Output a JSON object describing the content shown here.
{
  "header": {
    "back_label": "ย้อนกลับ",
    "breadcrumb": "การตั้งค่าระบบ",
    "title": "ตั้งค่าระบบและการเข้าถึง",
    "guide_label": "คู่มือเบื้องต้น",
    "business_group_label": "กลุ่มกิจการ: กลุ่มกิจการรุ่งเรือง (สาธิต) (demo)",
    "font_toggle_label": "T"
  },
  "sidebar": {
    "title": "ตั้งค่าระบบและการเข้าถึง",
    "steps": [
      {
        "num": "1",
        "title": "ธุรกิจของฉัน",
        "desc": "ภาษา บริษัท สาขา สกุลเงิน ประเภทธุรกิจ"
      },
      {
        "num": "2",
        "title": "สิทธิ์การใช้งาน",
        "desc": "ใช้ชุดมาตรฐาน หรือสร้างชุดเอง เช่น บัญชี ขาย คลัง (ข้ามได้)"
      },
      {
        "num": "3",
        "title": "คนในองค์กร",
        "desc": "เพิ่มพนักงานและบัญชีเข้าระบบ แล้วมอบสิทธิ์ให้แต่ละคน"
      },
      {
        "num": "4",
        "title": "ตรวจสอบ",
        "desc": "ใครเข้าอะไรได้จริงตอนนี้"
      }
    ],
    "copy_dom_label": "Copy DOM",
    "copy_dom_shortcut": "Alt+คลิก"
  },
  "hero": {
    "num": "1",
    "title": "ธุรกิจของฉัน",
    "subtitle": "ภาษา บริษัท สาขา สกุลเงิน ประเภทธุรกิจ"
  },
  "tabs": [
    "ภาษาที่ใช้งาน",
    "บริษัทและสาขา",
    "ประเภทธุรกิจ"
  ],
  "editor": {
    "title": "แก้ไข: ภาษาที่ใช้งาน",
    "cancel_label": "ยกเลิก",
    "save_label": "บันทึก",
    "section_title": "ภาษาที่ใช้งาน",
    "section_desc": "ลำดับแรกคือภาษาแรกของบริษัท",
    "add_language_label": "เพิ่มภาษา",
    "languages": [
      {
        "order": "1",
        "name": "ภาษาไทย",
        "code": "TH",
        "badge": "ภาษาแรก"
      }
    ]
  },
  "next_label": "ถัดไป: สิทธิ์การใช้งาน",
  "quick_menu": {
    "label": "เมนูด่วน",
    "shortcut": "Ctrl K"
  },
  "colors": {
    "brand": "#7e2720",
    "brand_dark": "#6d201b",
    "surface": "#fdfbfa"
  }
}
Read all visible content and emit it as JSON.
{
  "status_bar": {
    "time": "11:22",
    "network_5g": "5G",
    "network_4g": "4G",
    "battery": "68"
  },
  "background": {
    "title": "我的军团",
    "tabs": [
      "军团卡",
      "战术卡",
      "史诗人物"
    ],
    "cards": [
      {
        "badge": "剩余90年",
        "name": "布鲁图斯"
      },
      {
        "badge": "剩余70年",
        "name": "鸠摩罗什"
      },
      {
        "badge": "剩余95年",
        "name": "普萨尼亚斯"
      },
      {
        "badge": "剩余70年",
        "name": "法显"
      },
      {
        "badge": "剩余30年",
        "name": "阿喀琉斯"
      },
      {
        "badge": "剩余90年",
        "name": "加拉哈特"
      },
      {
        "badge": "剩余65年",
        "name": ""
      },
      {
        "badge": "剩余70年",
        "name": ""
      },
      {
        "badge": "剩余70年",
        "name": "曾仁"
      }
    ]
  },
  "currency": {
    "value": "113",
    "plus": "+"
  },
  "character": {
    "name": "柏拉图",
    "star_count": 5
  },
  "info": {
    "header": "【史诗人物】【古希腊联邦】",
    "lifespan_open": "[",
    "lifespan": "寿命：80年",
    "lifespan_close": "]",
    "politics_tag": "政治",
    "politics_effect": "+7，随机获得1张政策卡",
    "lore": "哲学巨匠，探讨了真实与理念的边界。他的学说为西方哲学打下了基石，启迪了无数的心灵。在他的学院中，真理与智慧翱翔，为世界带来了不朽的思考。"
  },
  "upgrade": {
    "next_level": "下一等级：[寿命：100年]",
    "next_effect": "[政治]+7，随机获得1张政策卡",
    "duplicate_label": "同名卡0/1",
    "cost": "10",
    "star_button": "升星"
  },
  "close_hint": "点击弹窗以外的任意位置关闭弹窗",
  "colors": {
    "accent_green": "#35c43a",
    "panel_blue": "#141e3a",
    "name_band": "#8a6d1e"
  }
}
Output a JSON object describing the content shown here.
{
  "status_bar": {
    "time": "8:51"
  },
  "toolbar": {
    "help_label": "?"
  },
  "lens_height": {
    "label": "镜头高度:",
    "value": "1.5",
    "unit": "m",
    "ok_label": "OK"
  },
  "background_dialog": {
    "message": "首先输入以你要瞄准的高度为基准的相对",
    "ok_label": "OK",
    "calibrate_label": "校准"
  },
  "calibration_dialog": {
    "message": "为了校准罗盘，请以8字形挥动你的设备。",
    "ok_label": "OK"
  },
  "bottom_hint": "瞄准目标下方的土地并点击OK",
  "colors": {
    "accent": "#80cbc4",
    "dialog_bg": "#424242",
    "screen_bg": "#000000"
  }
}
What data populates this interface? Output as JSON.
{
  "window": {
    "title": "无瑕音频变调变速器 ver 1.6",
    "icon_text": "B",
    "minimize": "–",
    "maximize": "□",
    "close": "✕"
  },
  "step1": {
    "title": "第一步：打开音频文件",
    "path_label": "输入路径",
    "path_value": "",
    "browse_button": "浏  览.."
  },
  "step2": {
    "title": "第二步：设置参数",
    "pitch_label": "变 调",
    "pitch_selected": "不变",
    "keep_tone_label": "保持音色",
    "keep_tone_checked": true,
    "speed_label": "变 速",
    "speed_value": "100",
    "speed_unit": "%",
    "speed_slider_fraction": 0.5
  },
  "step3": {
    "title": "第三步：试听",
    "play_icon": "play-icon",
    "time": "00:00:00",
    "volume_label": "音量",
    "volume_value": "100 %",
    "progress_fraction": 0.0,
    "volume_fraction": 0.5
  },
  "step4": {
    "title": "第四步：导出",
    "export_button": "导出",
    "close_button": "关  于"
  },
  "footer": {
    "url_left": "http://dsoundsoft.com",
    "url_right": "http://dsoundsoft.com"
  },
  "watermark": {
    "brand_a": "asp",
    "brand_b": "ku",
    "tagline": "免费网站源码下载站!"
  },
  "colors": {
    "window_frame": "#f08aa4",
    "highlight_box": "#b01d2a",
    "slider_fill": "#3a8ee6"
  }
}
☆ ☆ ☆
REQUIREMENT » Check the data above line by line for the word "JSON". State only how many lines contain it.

SOLUTION » 4